Montezuma was kidnapped in 1848 at six years of age and was bought by an Italian photographer, Carlo Gentile (1835-1893), a traveling photographer who had been to South America, Australia, and Victoria in Canada. He focused his photography on native people and mining locations. This is where the story picks up about Wassaja as Dr. Anderson tells it: “Gentile never settled down. He went on to San Francisco, where he met another photographer who told him if he wanted to see Indians in their original setting, he should go to Arizona. He comes to Arizona, Tucson, and up to Prescott. He heard about an adobe village near Florence called Adamsville, now a ghost town. Gentile went there to photograph the buildings. There was a flour mill there, and a few stores, but Adamsville was also known for shootings and knifings. He encountered three Pima Indians with a little boy in tow. The Pimas wanted to sell the child. Gentile walks away with the boy, who was baptized Carlos Montezuma at the at the church in Florence. Anderson: “I asked myself man times, ‘What would I have done if I were in Gentile’s position at this time and place?’ I have no answer.”
Dr. Anderson describes how the little Yavapai boy, still with long hair, ends up in Chicago with Gentile who had bought him in Arizona. At this time, Buffalo Bill of the “Wild West Show” heard about the Yavapai boy.

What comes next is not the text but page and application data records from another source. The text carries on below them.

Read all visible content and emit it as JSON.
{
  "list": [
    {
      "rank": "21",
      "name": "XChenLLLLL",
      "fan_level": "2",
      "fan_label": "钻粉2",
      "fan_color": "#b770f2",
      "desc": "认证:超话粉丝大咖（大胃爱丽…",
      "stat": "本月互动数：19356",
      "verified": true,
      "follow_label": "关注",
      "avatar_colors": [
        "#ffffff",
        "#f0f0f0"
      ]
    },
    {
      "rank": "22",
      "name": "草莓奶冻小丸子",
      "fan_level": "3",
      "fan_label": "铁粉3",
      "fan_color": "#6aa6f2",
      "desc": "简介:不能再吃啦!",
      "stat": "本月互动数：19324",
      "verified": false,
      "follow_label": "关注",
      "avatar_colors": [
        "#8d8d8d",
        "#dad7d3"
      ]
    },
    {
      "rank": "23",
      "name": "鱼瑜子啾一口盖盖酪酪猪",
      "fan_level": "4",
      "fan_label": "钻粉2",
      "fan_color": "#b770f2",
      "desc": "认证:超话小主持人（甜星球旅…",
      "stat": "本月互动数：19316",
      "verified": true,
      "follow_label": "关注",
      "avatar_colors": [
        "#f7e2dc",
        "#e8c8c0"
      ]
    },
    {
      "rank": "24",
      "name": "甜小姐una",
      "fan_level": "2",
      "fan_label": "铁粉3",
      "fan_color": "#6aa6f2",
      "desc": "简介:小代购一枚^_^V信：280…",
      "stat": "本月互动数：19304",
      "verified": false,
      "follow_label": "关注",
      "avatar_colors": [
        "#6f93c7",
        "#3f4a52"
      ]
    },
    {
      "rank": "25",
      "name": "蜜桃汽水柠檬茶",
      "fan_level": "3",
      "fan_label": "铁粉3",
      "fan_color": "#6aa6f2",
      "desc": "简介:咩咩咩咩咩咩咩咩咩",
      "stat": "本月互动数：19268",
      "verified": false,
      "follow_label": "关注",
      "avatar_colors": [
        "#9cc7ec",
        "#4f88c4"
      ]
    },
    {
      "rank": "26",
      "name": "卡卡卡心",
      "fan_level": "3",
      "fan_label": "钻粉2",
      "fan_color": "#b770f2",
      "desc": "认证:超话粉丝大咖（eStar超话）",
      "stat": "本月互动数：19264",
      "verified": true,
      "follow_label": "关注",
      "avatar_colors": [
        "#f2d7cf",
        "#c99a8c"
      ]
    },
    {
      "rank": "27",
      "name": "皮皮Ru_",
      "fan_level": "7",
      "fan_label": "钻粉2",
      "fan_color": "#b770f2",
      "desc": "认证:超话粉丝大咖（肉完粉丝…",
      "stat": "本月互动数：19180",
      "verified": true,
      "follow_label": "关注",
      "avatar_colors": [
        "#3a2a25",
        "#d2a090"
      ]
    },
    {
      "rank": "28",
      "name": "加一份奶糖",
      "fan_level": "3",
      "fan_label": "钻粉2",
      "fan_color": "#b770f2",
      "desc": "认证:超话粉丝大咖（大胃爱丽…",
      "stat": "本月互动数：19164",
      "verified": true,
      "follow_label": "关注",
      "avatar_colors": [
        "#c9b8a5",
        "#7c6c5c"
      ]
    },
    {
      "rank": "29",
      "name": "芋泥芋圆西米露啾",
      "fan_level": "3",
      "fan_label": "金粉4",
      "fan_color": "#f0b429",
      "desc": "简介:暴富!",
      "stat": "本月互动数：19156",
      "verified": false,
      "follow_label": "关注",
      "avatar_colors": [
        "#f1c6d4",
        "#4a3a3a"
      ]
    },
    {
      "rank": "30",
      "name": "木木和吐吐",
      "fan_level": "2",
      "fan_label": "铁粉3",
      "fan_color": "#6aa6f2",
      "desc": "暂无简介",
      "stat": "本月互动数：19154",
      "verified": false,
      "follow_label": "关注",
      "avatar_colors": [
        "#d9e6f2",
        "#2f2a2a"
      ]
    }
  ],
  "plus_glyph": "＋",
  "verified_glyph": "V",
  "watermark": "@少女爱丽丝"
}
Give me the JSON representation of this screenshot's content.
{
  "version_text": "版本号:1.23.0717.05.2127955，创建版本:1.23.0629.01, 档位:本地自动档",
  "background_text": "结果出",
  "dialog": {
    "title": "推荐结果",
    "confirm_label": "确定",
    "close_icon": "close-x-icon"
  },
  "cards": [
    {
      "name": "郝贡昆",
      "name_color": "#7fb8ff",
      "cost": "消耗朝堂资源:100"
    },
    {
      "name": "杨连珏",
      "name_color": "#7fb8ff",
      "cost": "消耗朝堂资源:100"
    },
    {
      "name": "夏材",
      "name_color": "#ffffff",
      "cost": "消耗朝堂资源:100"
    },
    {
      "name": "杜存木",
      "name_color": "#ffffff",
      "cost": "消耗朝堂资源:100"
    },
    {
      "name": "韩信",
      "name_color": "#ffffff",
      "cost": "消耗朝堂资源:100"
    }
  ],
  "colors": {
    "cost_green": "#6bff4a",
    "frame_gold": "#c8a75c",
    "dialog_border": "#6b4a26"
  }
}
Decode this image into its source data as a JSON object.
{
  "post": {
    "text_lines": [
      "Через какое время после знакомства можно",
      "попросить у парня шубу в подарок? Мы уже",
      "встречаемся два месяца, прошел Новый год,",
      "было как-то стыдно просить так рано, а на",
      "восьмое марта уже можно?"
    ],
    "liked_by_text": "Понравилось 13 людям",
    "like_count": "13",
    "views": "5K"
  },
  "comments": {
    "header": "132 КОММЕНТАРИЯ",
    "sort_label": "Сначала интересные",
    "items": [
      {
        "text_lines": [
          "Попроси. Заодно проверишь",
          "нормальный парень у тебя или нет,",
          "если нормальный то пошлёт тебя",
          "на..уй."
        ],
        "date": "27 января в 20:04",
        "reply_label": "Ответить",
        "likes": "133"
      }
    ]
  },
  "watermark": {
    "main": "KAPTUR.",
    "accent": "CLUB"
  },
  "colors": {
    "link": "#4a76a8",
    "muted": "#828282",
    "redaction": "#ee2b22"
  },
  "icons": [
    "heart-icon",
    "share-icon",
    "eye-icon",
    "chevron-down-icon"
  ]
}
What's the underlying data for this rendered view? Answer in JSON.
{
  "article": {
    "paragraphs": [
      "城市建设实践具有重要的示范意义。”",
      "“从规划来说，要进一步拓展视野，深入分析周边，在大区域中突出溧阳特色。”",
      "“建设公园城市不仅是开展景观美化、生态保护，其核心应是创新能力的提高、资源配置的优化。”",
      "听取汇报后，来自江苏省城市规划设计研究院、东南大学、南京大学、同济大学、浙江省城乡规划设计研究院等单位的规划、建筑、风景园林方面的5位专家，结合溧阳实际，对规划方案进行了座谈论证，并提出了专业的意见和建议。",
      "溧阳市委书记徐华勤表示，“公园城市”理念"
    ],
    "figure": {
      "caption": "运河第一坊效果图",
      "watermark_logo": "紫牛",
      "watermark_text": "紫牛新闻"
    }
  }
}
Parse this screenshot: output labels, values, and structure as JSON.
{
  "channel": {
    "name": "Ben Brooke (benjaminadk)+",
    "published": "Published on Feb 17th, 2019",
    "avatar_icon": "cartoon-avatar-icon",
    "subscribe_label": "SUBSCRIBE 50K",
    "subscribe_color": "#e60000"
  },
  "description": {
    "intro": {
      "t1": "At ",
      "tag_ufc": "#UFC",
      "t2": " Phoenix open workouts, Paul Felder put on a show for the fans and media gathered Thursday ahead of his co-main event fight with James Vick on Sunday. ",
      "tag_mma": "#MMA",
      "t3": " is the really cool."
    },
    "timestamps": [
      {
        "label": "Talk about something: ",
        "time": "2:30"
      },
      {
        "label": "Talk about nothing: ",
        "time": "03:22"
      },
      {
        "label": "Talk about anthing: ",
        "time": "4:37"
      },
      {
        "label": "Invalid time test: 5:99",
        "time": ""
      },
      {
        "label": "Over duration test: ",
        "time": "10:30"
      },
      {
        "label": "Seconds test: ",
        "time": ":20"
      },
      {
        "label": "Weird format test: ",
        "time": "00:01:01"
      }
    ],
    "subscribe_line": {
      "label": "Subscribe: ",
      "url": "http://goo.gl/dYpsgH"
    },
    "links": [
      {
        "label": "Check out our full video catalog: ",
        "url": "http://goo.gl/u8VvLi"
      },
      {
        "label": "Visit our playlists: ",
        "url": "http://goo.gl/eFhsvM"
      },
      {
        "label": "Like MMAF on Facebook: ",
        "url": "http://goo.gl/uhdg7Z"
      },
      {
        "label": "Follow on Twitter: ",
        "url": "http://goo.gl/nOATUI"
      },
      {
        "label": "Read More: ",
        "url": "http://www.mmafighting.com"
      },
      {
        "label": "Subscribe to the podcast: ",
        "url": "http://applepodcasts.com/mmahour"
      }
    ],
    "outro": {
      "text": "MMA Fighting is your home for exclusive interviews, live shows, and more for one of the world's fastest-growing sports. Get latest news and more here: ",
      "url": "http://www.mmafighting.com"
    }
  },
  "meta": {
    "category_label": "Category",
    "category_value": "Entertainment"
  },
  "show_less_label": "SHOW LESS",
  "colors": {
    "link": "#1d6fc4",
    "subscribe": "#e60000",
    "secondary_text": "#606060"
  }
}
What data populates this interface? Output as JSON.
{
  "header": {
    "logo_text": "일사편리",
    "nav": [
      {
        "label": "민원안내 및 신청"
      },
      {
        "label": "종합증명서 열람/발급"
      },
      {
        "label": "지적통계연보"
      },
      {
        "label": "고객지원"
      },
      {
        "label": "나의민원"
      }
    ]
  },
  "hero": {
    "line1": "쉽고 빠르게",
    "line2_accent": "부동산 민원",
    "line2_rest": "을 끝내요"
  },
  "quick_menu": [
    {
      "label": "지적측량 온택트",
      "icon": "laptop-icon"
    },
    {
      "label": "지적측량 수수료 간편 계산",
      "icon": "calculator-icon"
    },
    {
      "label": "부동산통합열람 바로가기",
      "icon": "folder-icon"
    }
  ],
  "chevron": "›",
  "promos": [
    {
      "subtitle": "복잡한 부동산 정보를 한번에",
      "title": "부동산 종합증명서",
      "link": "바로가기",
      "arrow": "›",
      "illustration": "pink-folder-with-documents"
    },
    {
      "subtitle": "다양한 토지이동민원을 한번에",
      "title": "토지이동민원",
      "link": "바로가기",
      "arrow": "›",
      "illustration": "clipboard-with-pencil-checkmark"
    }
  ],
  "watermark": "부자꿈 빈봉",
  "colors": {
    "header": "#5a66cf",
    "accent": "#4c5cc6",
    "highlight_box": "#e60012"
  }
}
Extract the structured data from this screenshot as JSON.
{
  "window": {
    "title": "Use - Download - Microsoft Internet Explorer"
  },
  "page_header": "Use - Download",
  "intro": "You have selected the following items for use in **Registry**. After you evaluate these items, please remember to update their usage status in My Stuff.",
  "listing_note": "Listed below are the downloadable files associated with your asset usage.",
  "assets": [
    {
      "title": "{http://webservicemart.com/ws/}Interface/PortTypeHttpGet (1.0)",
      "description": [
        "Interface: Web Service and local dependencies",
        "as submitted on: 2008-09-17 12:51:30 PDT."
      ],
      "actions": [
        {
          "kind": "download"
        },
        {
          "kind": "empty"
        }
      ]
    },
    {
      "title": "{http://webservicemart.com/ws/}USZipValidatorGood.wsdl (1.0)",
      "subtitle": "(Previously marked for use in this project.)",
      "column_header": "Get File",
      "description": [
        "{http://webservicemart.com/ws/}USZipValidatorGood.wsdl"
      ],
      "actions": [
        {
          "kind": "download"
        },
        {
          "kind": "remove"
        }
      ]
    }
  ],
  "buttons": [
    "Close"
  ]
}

“He (Carlos Montezuma) appeared on stage for a whole year as ‘Azteca, the son of Cochise’.” The skits were totally unrealistic. But the audiences loved Carlos, the only Native American in the production. and the boy loved doing the Buffalo Bill Show. At the end of the year he started to attend a public school in Chicago, where a newspaperman wrote an article about the young Indian boy, stating that he was “rather superior in aptness and intelligence to boys of his age.”
Carlos became seriously ill that year and Gentile placed him on a farm with the Ferris family in Galesburg, Illinois. It was a long recovery. Carlos Montezuma: “Three doctors gave me up, but they did not know how tough an ‘Injun’ is, and I pulled through under the tender care of Mrs. Ferris.” As his health improved, he milked cows and helped out on the farm.
(Next issue–Part 2–Carlos Montezuma, class president at 14 years old.)
YAN New photos/historical photos